The defendant was Captain Edward Miller who lived at Spencer Road in Putney. The court heard that Captain Miller had ordered a leg of pork and 3lbs of sausages to be delivered to his residence. The goods were duly supplied but when the bill wasn’t paid Lickfield called on the captain in person to demand his money.

However when he knocked on the door no one answered. He tried again and this time a servant answered but refused to open the door. Finally he tried shouting through the letter box. As he attempted to get the attention of the household a lighted firebrand was thrust through the letter box towards him, striking him in the face!

Captain Miller was represented in court by a lawyer who offered a different version of events. He suggested that when Mr Lickfield’s assistant had called earlier he had been told that Mrs Miller would settle the bill on the following day and he had gone away. He denied any violence towards the cheese monger and said that he had no need to come in person, and that he should have waited for the money to be paid as promised.

The household was ‘alarmed’ by the repeated knocking on the door and no tradesman had the ‘right to recover their debts by a system of tyranny’, he insisted. Mrs Miller was ill and ‘the prisoner did nothing but protect himself’.

The magistrate, Mr Bridge, accepted the charge of assault and bailed the captain to appear at the next sessions of the peace.

The case then turned on the next accusation, of fraud. It was claimed by Mr Barrantz, that the Millers had ordered ‘one of the best hares to be sent to his house, to be paid for on delivery’. Again the goods were supplied but not paid for. Clearly Mr Barranz had done business with the Millers before and said he would not have sent the hares if there hadn’t been a promise to be paid on receipt.  He therefore charged Captain Miller with a fraudulent intent. Mr Bridge didn’t see it that way however. This was simply an unpaid bill not a deliberate attempt to defraud and he dismissed the charge.

Nevertheless I suspect the mere appearance of the captain in court was enough to ruin his reputation in his local community. The court was packed with local businessmen, all come to see ‘justice’ for a fellow tradesman. They would surely be reluctant to offer credit to the Millers in future and given the associations with credit and reputation this was social suicide for the captain and his wife.
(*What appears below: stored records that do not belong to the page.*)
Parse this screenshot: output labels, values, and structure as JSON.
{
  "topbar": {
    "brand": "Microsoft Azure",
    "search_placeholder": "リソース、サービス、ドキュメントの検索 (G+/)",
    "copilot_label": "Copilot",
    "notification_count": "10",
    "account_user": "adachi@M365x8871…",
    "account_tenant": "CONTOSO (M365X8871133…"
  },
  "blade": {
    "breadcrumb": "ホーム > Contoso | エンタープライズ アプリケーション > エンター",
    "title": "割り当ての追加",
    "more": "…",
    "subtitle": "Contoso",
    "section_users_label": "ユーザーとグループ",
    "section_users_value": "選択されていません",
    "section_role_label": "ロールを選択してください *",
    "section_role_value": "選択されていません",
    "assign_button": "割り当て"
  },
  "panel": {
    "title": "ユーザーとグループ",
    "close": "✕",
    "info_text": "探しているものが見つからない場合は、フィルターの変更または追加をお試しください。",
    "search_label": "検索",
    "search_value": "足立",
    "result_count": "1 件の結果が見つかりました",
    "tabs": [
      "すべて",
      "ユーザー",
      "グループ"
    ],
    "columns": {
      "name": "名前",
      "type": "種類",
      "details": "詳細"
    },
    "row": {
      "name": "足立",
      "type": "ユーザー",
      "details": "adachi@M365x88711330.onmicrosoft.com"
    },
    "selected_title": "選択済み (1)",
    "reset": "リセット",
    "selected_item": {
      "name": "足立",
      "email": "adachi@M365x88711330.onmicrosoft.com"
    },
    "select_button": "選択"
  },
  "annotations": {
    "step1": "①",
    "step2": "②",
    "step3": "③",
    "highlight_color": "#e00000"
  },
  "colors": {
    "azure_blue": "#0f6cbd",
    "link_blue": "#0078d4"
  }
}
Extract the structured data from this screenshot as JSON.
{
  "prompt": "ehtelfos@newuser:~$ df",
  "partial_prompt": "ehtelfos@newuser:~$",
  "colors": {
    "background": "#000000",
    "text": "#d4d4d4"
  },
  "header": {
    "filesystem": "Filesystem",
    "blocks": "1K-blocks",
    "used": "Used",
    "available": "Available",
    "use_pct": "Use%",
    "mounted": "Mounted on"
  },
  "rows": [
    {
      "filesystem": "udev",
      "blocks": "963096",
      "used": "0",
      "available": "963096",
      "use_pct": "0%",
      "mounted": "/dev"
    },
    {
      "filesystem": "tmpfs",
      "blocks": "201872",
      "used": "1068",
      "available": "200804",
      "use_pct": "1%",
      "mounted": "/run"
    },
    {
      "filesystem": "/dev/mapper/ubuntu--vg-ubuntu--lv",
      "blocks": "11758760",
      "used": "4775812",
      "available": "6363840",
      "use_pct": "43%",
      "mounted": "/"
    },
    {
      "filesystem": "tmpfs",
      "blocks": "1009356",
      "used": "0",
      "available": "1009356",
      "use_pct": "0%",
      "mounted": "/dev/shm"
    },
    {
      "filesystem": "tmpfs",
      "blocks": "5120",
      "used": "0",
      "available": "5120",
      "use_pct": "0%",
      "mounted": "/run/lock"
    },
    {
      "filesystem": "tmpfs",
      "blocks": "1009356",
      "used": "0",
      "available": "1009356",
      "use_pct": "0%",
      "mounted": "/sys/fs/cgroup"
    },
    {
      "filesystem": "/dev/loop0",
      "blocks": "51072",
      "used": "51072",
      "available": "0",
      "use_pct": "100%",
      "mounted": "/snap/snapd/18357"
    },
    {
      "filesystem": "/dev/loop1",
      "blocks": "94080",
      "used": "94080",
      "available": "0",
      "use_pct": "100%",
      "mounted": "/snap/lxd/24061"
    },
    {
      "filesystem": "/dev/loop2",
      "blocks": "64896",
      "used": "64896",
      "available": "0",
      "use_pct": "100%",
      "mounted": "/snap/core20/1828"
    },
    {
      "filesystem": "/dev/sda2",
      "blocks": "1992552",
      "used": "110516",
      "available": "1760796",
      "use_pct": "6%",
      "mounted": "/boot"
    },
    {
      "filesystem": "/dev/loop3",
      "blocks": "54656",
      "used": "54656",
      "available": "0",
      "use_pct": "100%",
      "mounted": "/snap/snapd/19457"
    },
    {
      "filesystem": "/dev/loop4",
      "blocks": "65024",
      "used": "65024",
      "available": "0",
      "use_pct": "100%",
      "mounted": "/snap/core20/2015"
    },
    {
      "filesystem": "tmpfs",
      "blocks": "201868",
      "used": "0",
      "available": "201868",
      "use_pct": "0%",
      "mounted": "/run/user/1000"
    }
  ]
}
Unless they settled their bills quickly, or moved away they could hardly hope to hold their heads up in the streets around Wandsworth in future. As for the assault charge, while it was likely to end in a financial settlement (some compensation to Mr Lickfield) it was another example of the desperation of the family and further evidence to anyway dealing with them that they were best avoided.

[from The Morning Post , Friday, November 30, 1877]